Who’s going to keep that software patched and secure? Red Hat will.

Who provides legal protection and indemnification? 👋 Red Hat.

Who gets all the individual open source components working together, and keeps them working for years to come? Yep, the 🎩 people again.

Red Hat doesn’t sell a work product they created alone (after all, you actually created it, isn’t that how we got here?). They sell promises about the future of a collection of software that someone else wrote, and the solutions (people, process, methodology) that make those promises come true.

Contrary to conventional wisdom that "support doesn’t scale," providing those assurances is a model that scales very well indeed. Red Hat has a gross profit margin of ~85% and an operating margin of ~25% on over $3 billion in annual sales. In other words: they make a lot of money doing this.

How do you get in on that game?

As an open source developer, you created that software. You can keep your package secure, legally documented, and maintained; who could possibly do it better? So why does Red Hat make the fat profits, and not you? 🤔

Unfortunately, doing business with large companies requires a lot of bureaucratic toil. That’s doubly true for organizations that require security, legal, and operational standards for every product they bring in the door.

Working with these organizations requires a sales and marketing team, a customer support organization, a finance back-office, and lots of other "business stuff" in addition to technology. Red Hat has had that stuff, but you haven’t.

And just like you don’t have time to sell to large companies, they don’t have time to buy from you alongside a thousand other open source creators, one at a time.

Sure, big companies know how to install and use your software. (And good news! They already do.)

But they can’t afford to put each of 1100 npm packages through a procurement process that costs $20k per iteration.
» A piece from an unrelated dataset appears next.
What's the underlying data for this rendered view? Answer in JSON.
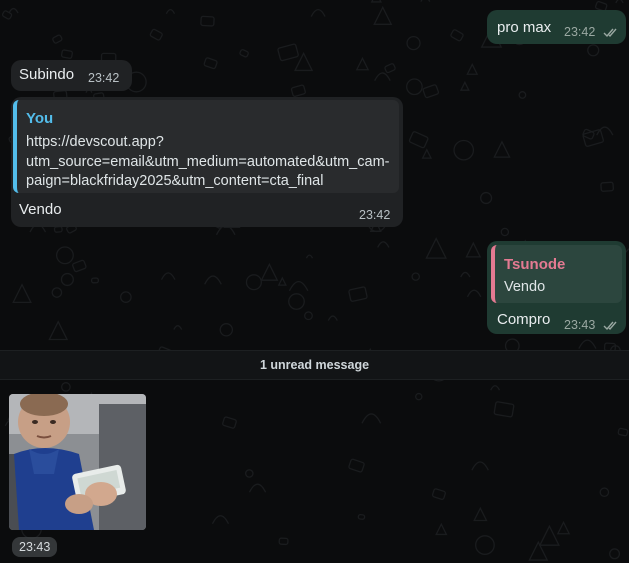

Red Hat solved this problem for one corner of open source by collecting 2,000+ open source projects together, adding assurances on top, and selling it as one subscription product.

That worked for them, to the tune of billions.  

But did you get paid for your contributions? 😖

We can fix this, together

We think there’s a better way that borrows from Red Hat’s business model, but then takes it to a whole new level. That’s why we created Tidelift.

Here’s our logic:

  • Companies need assurances around the software they use, open source or otherwise, and they are happy to pay for it
  • The creators and maintainers of open source are the best suited to provide those assurances for the very software they wrote and maintain
  • To make it work, companies need a simple way to buy standardized assurances from all the maintainers together, and maintainers need a shared "business stuff" service

Tidelift opens up the system and levels the playing field, so that as a maintainer you can provide the same kinds of assurances that Red Hat provided, but for your own package.

With Tidelift, open source teams create their own solution—security, licensing, and maintenance for their package—alongside many other open source packages in an easy-to-consume bundle that companies can constructively engage with. Subscribers get their problems solved, not for a little corner of open source, but for all of it. And the maintainers who create the software they use? They get paid, starting with over $1m already committed. Win-win.

Now that you know, next time you can get paid, too.  

Meanwhile, to our friends at Red Hat: do not go gentle into that good night. ❤️

While it wasn’t perfect, Red Hat deserves credit for its leadership in open source.  Read more in our follow-up post on why Red Hat mattered.

2018 open source survey results